Files in this item
|(no description provided)|
|Title:||The Structural Role of Idolatry in The Works of Marcel Proust|
|Author(s):||Frye, Robert Dean|
|Department / Program:||French|
|Degree Granting Institution:||University of Illinois at Urbana-Champaign|
|Abstract:||The goals of this study are: (1) to determine how the theme of idolatry is integrated into Proust's works from the earliest texts through the major novel and (2) to discover and explain how it acquires structural importance as proust matures as a writer. Investigated first of all is Proust's evolution from being only vaguely, if at all, aware of the importance of idolatry (witness Les Plaisirs where it is suggested mainly in an anecdotal fashion) through Jean Santeuil where a more acute awareness of the difficulties facing the potential artist/writer emerge. The "Ruskin years" mark the period when Proust is confronted directly with the full ramifications of the theme. In profuse prefaces to the Ruskin translations, Proust treats idolatry in the most serious terms citing examples of individuals he knows (Ruskin, of course, and the Comte de Montesquiou) and of characters from fiction (Balzac's Princesse de Cadignan, for example) who either manifest the deleterious effects of idolatry or represent, as a kind of sign, the singular pursuit of one activity or ambition. Prior to the Ruskin translations, Proust travelled to Italy and visited the Arena Chapel in Padua and saw Giotto's rendering of the psychomachia (the struggle between the Virtues and the Vices) dipicted in the Chapel. Henceforth, Proust's works, which were largely "anecdotal" previously (excluding Jean Santeuil which should for this purpose be counted among the mature works) attain levels of universality and artistic significance. The new strategy seems intent on transposing the lessons learned from Giotto's frescoes into a structural framework suitable for his own writing. Invoking the cliche that a cathedral can be "constructed" in much the same way as a novel, Proust reverses the argument: why cannot a novel be "constructed" like a cathedral, i.e., why cannot A la recherche du temps perdu be modeled after Giotto's representation of the eternal tensions and struggles that exist between the penchant for good and the temptation to indulge in evil. For the potential artist the narrator of La Recherche might become, the challenge is to overcome the dangers of vice--which must first be known since the artist/creator requires a knowledge of life's many sides--and devote his remaining years to creative pursuits. Intermediaries and intercessors who provide an understanding of the pitfalls to be avoided abound in the novel (Charles Swann, the Baron de Charlus, Odette, the Duchesse de Guermantes, Madame Verdurin, Francoise).

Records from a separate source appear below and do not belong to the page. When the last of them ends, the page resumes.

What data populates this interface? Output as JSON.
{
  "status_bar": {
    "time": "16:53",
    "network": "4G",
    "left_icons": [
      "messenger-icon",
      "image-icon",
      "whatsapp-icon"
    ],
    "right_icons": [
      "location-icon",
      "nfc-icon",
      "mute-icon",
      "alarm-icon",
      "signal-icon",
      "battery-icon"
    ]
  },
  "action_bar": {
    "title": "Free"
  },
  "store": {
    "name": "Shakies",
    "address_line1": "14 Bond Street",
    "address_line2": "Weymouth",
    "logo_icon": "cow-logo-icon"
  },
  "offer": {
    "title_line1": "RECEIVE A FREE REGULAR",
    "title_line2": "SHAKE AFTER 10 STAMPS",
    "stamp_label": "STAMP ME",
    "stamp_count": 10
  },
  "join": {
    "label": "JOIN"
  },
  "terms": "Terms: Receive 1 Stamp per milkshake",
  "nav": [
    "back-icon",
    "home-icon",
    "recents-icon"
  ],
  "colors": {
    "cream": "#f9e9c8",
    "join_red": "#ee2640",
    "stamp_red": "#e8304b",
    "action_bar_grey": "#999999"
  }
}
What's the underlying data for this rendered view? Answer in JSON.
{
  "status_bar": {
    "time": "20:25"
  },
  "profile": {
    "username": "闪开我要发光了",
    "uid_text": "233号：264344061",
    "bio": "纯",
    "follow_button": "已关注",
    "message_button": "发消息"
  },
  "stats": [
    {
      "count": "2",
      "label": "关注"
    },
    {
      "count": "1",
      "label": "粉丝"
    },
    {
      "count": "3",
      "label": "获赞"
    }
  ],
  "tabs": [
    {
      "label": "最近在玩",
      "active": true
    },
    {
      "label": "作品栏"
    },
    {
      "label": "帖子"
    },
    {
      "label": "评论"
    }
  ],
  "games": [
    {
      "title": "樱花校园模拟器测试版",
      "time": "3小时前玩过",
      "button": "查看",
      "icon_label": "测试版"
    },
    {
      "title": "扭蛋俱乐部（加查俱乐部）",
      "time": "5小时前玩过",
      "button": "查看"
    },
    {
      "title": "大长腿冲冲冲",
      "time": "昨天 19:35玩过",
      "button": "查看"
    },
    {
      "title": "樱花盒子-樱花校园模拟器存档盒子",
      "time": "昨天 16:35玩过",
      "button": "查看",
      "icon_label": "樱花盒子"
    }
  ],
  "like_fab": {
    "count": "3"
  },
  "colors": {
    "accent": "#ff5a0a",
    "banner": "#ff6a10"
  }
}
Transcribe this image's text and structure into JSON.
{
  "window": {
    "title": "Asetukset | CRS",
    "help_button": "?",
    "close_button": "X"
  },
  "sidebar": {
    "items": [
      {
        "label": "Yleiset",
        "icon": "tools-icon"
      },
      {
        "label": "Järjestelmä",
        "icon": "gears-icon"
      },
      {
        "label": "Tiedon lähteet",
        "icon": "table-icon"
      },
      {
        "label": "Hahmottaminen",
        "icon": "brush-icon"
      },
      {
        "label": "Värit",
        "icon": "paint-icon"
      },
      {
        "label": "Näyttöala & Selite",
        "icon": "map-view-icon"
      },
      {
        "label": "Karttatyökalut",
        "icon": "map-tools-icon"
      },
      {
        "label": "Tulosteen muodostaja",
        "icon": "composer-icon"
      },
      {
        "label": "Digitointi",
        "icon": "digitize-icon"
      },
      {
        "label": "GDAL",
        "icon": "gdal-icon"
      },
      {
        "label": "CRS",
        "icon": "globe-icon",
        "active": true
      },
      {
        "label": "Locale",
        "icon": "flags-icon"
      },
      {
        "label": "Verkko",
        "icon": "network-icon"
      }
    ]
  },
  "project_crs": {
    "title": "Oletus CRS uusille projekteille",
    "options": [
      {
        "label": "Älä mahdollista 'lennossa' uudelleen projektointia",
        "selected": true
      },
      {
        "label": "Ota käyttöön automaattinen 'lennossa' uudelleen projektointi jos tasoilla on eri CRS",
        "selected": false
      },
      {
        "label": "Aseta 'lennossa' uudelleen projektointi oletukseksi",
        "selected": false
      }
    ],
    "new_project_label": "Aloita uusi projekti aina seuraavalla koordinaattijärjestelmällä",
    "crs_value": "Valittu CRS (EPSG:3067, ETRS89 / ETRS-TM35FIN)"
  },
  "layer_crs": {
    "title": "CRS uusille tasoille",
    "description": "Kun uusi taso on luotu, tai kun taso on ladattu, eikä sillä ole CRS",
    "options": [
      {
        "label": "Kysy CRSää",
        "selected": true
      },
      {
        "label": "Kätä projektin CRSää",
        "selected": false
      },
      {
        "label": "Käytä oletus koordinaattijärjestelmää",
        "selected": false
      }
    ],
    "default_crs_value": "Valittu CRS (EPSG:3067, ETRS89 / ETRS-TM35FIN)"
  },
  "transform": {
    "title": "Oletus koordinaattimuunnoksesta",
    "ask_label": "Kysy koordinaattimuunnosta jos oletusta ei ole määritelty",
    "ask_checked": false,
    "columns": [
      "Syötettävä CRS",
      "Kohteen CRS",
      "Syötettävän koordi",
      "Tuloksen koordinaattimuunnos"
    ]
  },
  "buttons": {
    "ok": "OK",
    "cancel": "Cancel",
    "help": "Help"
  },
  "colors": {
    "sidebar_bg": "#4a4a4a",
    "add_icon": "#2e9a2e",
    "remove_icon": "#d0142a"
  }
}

Proceeding chronologically, the study notes early interests and trends that anticipate later developments. Attention is focused on the "Ruskin years," Proust's passion for medievalism, his introduction to Giotto and the erudition of Emile Male. Then, the study turns to two characteris in La Recherche who forcefully exemplify the dangers of idolatry: Swann and Charlus. Finally, manifestations of the theme in other characters are discussed (La Berma, Elstir, for example). Other studies have inquired into the narrator's apprenticeship, but this investigation attempts to establish the evolution of idolatry in Proust's thought--from its conception as a theme to its inclusion as a structural tool in his works--by tracing its emergence and growing importance through the stages of Proust's literary production.
Thesis (Ph.D.)--University of Illinois at Urbana-Champaign, 1980.
|Date Available in IDEALS:||2014-12-14|